    Nancy — no, it was not clear. Donna’s treasurer diligently contacted me to get my husband’s name, title and employer to make clear to the BOE that it was two separate donations for $20. Donna takes the cap on amounts very seriously even though she doesn’t need to by law.

    It’s interesting that you seem to have a habit of injecting a bit of fiction in this blog about Donna (ie, “Donna had the worst attendance record of any council member”) I appreciate your apologies when you realize that you are wrong, but a bit of fact checking beforehand might help you out even more.

  10. Anyone who knowingly accepts even ONE cent from a developer will never get my vote. The trick is knowing exactly when that occurs.

  11. John Kramer

     /  October 13, 2011

    Amen, Tom Field.

  12. Nancy, Not sure why you’re picking on Donna and Jason here. I agree that VOE is a program that hasn’t proven its worth and wasn’t really clear on the problem it was solving from the start, but Donna and Jason are following the rules as they exist and don’t deserve to be bashed for that.
    There is another running locally who isn’t following the rules. I’m sure they are “innocent mistakes”, but that’d be some worthy journalism to report on.

  13. runner

     /  October 13, 2011

    There is a 100% chance that the VOE pilot will end with this election cycle. It was a silly distraction with some unitended consequences. Be gone with it.

  14. Terri Buckner

     /  October 13, 2011

    I’m not sure why some folks are reading this post with such a thin skin. The legislators have already signaled that this is the last year of the VOE experiment, but more importantly, per Nancy’s post, the voters have. I am sorry to see the experiment fail, but as I looked at the panel members Tuesday night, what I saw was middle to upper middle class male candidates, one woman, and one person of color. The goal of the experiment was to entice a more diverse range of candidates. If two very solid candidates like Jason and Donna were unable to meet their financials goals, it’s questionable as to the likelihood that less well-educated, more culturally diverse candidates could.

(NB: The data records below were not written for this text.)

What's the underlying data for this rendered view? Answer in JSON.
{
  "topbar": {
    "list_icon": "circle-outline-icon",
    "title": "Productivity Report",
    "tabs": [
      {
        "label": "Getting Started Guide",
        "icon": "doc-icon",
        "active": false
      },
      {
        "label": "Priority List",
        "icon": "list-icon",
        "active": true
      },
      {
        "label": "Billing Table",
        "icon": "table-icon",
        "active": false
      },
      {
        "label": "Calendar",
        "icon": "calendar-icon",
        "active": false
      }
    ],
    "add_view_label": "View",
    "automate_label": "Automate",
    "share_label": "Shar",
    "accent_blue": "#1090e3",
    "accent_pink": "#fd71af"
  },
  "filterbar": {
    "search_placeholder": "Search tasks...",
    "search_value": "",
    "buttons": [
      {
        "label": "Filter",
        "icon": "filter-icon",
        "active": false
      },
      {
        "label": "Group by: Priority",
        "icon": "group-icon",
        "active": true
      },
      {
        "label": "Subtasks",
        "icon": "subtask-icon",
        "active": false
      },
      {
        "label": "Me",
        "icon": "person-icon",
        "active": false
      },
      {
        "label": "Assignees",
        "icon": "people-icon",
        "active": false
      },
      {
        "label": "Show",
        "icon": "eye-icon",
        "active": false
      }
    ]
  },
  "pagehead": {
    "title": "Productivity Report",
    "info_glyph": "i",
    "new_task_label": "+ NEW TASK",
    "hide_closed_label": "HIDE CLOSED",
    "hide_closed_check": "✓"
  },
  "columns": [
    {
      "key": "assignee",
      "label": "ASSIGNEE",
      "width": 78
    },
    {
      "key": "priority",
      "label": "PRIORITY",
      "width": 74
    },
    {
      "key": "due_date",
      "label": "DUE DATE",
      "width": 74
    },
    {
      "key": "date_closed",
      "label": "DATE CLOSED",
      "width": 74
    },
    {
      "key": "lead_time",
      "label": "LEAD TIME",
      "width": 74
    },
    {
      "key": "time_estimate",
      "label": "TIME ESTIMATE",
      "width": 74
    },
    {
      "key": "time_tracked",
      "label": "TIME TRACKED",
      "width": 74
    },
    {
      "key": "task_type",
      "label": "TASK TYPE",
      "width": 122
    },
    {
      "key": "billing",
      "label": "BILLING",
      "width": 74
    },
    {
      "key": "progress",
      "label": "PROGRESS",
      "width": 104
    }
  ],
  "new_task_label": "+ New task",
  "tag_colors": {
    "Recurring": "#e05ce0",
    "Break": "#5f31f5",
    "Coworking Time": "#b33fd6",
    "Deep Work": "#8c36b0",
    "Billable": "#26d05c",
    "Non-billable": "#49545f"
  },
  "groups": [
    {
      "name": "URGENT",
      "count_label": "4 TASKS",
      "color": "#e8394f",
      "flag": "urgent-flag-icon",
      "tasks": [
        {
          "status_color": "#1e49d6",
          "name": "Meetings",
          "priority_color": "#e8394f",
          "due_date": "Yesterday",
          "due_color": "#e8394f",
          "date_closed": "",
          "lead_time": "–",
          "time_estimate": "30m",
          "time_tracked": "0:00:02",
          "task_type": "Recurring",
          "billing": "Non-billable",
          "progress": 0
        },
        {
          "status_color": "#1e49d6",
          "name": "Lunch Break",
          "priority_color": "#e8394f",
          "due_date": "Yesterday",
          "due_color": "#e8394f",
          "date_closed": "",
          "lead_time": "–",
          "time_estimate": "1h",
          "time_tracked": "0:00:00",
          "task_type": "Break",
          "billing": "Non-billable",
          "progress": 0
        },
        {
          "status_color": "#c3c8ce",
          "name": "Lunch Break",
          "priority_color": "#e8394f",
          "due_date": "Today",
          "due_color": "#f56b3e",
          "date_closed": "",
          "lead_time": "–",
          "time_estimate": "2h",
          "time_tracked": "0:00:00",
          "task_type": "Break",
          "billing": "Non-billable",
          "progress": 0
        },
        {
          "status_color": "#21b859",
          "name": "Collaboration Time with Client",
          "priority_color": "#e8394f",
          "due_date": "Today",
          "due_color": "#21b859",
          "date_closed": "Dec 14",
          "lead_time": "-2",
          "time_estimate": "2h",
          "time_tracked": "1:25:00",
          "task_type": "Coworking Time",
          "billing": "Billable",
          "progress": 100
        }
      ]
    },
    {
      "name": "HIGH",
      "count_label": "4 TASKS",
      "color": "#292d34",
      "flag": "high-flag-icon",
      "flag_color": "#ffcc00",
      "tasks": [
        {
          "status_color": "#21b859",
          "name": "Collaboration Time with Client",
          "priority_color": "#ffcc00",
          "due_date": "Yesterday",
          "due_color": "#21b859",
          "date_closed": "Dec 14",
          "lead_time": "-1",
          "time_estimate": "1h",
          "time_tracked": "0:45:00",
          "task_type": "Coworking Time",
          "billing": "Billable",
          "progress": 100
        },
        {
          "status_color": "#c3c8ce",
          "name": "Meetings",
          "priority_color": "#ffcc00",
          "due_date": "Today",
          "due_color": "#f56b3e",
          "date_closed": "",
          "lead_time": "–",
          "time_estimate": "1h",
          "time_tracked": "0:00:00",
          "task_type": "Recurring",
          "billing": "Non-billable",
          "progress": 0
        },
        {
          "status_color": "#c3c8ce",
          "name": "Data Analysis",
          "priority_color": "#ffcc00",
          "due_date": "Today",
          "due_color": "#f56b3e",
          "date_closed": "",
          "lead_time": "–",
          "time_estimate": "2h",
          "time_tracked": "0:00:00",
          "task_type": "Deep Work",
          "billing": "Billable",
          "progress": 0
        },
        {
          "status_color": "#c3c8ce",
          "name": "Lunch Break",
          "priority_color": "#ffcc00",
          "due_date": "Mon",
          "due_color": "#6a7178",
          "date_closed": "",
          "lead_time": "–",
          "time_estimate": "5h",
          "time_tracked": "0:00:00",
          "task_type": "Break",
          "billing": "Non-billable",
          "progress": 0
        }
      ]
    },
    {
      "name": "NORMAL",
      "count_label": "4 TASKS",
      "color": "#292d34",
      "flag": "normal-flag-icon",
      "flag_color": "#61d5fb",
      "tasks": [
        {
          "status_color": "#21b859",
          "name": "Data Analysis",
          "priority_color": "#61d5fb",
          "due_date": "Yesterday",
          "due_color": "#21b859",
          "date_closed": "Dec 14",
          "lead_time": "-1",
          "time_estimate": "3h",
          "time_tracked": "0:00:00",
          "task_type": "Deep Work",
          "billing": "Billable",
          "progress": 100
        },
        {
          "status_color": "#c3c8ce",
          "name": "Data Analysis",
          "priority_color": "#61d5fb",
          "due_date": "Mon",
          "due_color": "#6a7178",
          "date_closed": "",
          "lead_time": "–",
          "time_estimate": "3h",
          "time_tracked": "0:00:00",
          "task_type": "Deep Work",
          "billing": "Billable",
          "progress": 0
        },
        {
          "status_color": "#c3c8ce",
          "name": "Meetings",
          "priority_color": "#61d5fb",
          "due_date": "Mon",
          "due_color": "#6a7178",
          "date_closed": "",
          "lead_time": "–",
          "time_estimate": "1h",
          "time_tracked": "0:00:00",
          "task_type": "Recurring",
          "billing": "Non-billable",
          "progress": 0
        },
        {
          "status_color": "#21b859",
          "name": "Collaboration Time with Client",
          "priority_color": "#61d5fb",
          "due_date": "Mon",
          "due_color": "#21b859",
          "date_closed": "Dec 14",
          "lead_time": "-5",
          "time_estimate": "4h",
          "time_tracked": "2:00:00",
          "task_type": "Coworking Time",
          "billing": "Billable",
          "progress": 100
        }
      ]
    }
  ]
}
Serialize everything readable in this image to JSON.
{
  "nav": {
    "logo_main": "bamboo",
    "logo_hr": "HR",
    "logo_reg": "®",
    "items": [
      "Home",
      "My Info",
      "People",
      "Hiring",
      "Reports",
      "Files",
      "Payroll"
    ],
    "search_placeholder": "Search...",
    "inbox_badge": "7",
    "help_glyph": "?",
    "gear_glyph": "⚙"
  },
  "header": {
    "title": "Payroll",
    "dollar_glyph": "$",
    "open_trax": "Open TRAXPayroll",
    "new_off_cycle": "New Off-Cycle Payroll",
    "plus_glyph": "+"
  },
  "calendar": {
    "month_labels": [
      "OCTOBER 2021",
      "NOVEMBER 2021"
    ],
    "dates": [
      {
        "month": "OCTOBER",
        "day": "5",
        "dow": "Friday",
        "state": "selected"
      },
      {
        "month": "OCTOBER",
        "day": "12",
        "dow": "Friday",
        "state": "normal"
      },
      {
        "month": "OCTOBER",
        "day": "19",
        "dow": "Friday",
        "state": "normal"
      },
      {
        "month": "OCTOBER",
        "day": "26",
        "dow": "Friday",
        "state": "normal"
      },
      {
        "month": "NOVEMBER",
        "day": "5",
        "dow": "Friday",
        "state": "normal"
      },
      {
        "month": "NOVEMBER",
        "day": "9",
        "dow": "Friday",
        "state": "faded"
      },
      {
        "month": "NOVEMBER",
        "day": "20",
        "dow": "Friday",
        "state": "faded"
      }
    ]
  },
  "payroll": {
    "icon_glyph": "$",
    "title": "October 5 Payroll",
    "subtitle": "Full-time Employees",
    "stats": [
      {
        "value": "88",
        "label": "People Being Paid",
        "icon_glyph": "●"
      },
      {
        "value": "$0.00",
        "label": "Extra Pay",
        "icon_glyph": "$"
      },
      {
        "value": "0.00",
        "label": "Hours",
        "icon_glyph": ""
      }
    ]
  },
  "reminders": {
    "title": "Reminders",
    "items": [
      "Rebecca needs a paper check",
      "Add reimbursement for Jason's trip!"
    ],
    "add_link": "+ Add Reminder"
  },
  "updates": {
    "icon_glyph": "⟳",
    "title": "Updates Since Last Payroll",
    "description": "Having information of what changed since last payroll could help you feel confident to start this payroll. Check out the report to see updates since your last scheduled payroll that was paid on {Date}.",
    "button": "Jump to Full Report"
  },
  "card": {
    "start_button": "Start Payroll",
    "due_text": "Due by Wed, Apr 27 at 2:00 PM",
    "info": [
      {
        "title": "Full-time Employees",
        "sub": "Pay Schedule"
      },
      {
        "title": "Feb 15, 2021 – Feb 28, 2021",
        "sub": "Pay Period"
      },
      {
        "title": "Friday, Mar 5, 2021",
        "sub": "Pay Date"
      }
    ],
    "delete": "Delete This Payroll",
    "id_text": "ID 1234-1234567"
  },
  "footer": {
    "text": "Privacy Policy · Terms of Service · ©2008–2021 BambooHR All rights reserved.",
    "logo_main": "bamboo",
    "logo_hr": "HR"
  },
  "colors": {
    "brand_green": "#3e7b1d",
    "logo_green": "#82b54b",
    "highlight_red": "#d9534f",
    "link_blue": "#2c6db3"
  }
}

  15. runner

     /  October 13, 2011

    The VOE is not the right way to get socio-economic or racial diversity on the CHTC. The way to do that is to create district elections within Chapel Hill. The CHTC should consist of something like 5 district seats and 3 at-large seats plus the Mayor.

    Just my opinion.

  16. John Kramer

     /  October 13, 2011

    Agreed, runner. Good luck convincing the incumbents of that.

  17. Kramer my man! Not ALL incumbents! I’ve been taking grief over my opposition to taxpayer subsidized campaigns for four years now. Remember the Chapel Hill News headline “Strom skewers Czajkowski”? Probably not — but I do — and I’ve got the clipping to prove it.

  18. John Kramer

     /  October 14, 2011

    I stand corrected, Matt C! In my opinion you are very different (in a good way) than the rest of the town council. At least someone sees VOE for what it really is.

  19. Ph. Johnson-Sledge

     /  October 14, 2011

    Don’t know why Donna is being so defensive. If she comes up even just a little bit short, she
    can always “hold a bake sale”…the very same advice she gave a beloved non-profit that was
    looking to the town council for help.